…WDFW also should open discussions about setting an upper limit on the wolf population. “There’s got to be a top number. We can’t let an apex predator grow unchecked,” he said…
Washington peeks ahead to life after wolves recover
Published:October 31, 2014 1:56PM
With Washington’s wolf population growing, talk about delisting the species has already started.
Washington will have a plan by 2018 for managing wolves after they’ve been taken off the state’s endangered species list, according to a Department of Fish and Wildlife proposal.
The agency sets the date in its 2015-21 game management plan, which has yet to be approved by the Fish and Wildlife Commission.
The document outlines objectives for managing game animals. WDFW received comments urging it to address wolf predation of deer and elk now.
Instead, the game management plan defers to the state’s wolf recovery program, which calls for establishing wolves in Washington before considering the effects on deer and elk.
The agency did for the first time set a time frame for developing a plan in anticipation the wolf population will outgrow endangered species status.
The department projects wolf-recovery goals could be met by 2021, the year the game management plan expires.
Washington Cattlemen’s Association Executive Vice President Jack Field said he was disappointed wolves didn’t get more attention in the game management plan.
“We’re going to achieve our recovery objective in Washington state,” said Field, who’s on the state’s Wolf Advisory Group. “There’s going to be an impact on ungulates.”
Field said WDFW also should open discussions about setting an upper limit on the wolf population.
“There’s got to be a top number. We can’t let an apex predator grow unchecked,” he said.
WDFW Game Division Manager Dave Ware said wildlife managers have not seen a decline in deer and elk populations in northeast Washington, where the state’s 52 wolves are concentrated.
The state projected in 2011 that once the population reached 50, wolves would take up to 630 elk and 1,500 deer a year, a fraction of the 7,900 elk and 38,600 deer killed by hunters annually.
Ware said the 2018 deadline will ensure the department has a plan ready if recovery-goals are met sooner than expected.
The head of a wolf sanctuary in Tenino, Wash., said WDFW appears set to start working on a post-recovery plan prematurely.

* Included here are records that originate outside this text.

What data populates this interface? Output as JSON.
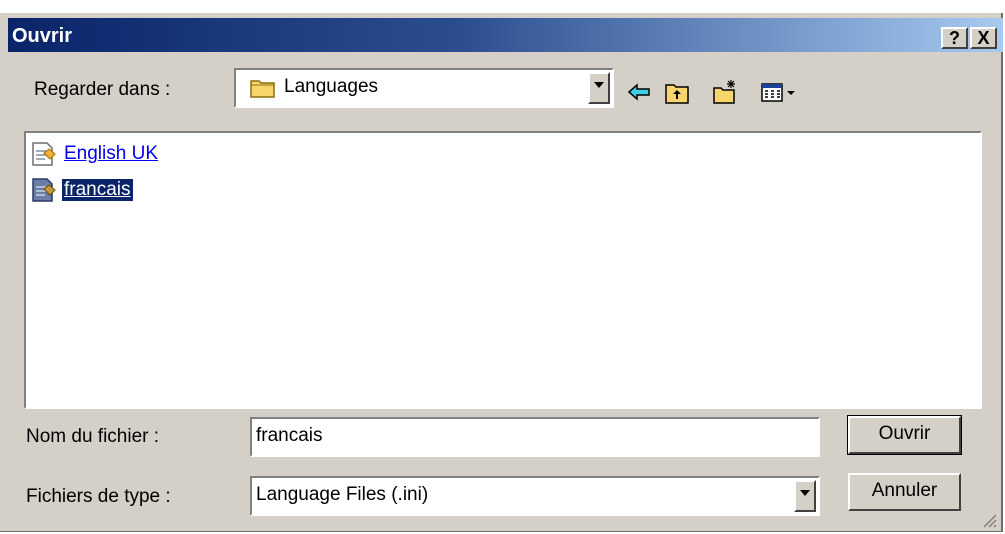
{
  "dialog": {
    "title": "Ouvrir",
    "help_btn": "?",
    "close_btn": "X"
  },
  "look_in": {
    "label": "Regarder dans :",
    "value": "Languages",
    "icon": "folder-icon"
  },
  "toolbar": {
    "icons": [
      "back-arrow-icon",
      "up-one-level-icon",
      "new-folder-icon",
      "view-menu-icon"
    ]
  },
  "files": [
    {
      "name": "English UK",
      "icon": "ini-file-icon",
      "selected": false
    },
    {
      "name": "francais",
      "icon": "ini-file-icon",
      "selected": true
    }
  ],
  "filename": {
    "label": "Nom du fichier :",
    "value": "francais"
  },
  "filetype": {
    "label": "Fichiers de type :",
    "value": "Language Files (.ini)"
  },
  "buttons": {
    "open": "Ouvrir",
    "cancel": "Annuler"
  },
  "colors": {
    "titlebar_start": "#0a246a",
    "titlebar_end": "#a6caf0",
    "dialog_face": "#d4d0c8",
    "selection": "#0a246a",
    "link": "#0000ee"
  }
}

“It doesn’t make any sense to us,” said Diane Gallegos, executive director of Wolf Haven International. “Our focus should be on recovery and working with people who are most effected by recovery.
“We don’t know what the impacts of wolves are going to be in Washington,” Gallegos said. “We’re going to know so much more in five years that anything we do know, we’re going to have to redo.”
Conservation Northwest Executive Director Mitch Friedman agreed talks on managing an established wolf population can wait.
“It’s not a bridge we have to cross now,” he said. “It would create more smoke than light in the near term, and we would have to repeat it in the long term.”